Average Stay Of Visitors Declines In Shimla: Report
The decline is attributed to traffic jams, parking woes and mushroomed growth of unregistered accommodations in and around the state capital Shimla.
The average stay of tourists in Shimla has come down from four-five days in the 1970s to one day at present, as per a report by Tourism Industry Stakeholders Association.
However, the tourists residing in unregistered/unauthorised accommodations are not accounted for, according to the report on major factors affecting the tourism and viability of the hotel industry in Shimla.
The decline is attributed to traffic jams, parking woes and mushroomed growth of unregistered accommodations in and around the state capital Shimla, which has led to a 70-80% decline in the number of average days of tourist stay in registered accommodations in the queen of hills over five decades, the association said.
Water shortage in summer, landslides on the Shimla-Parwanoo National Highway, making commuting risky during monsoons, advisories by the district administration of heavy traffic and to avoid commuting on slippery roads de-motivates tourists planning a trip to Shimla and bookings have been cancelled due to these reasons several times in the past, said a local hotelier Sushant Nag.
The association is preparing a road map for attracting tourists to increase their footfall and stay throughout the year.

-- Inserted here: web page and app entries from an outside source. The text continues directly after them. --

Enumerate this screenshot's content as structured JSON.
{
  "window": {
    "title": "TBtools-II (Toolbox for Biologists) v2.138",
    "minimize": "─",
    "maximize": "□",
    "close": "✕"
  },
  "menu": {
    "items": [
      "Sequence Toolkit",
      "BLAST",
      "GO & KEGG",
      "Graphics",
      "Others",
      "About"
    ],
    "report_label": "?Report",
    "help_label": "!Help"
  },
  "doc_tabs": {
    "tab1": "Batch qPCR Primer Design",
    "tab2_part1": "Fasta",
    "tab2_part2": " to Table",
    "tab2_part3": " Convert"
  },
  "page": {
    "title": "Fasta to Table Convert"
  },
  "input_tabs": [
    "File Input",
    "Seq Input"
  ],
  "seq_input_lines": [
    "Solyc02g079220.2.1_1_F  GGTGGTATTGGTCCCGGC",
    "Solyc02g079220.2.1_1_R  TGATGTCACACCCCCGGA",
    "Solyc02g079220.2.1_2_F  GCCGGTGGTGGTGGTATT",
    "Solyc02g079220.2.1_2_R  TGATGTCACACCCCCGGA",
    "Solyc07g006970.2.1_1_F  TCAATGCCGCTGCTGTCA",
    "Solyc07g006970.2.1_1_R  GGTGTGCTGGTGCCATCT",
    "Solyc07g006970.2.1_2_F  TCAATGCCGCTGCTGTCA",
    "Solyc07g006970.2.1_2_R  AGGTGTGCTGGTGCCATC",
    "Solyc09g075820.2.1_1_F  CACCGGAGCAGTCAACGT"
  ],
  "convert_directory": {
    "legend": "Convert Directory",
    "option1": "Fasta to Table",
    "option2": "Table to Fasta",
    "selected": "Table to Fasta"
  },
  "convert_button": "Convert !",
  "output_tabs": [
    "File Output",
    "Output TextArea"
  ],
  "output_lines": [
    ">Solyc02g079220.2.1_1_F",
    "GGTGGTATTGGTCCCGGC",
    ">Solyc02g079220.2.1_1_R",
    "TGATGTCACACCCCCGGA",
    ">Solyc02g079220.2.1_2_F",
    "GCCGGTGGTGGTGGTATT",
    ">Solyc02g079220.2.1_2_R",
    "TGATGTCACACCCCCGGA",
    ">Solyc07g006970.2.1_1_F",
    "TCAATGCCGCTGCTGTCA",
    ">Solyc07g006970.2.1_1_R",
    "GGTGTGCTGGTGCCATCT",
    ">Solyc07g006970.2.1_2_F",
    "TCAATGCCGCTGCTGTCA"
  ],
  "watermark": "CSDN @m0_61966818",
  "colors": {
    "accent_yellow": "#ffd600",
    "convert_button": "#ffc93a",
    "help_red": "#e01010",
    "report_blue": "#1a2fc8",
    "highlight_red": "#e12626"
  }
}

The Chief Minister will be appraised of the ground reality of the Tourism Industry with suggestions to create a tourist-friendly atmosphere and create new attractions in and around tourist destinations and publicise them, Tourism Industry Stakeholders Association president MK Seth said.
"The tourist arrival has increased manifold compared to the 1970s as people had more time and less push and pulls. When we calculate the mean average, the average duration decreases with an increase in the number of tourists," Tourism department, Himachal Pradesh University, head Chander Mohan said, adding that tourists residing in unauthorised accommodations being sold on cheap rates are not included in this data.
Tourist stay in Shimla town might have reduced as some visitors look for solace in rural areas and with the improvement of roads and rural infrastructure and opening of homestays, tourists stay in those belts of the district has increased, Director Tourism Amit Kashyap said.
High tax slabs and huge water & garbage charges for genuine hoteliers, and cheap unregistered accommodations (hotels, homestays and units under Bread and Breakfast scheme) being offered to tourists have also affected the industry, hoteliers claim.
Even illegal structures awaiting regularisation are selling rooms online, creating unhealthy competition. Over 350 such unregistered units have come up in and around Shimla, which are neither registered with the government departments nor listed under HomeStay and Bed and Breakfast and are operating through online portals, as per the report.
Hotels and parking slots in Shimla town can accommodate about 2,800 - 3,000 vehicles. About 40% of the space in six main parking in the town is used by the locals. Overcharging by private or leased parking has become an accepted practice, and the tourists are at the receiving end, Seth said, adding that unable to survive, the hoteliers have started giving their hotels on lease, and the leaseholders sell rooms at a low tariff to cover the lease amount, creating unhealthy competition.
The total number of registered hotels, guest houses and homestay units in Shimla district was 556, with a total of 9,530 rooms, out of which about 50 per cent are in Shimla town and periphery, as per the data of the tourism department.
As per the guidelines, the Homestay units can have a maximum of three rooms while the Bed and Breakfast scheme can have six rooms, but these guidelines are often flouted.
The tourism sector of Himachal Pradesh contributes around 7.5% to the state GDP and is one of the highest employment-generating industries. In 2021, as many as 9,52,617 tourists visited the Shimla district.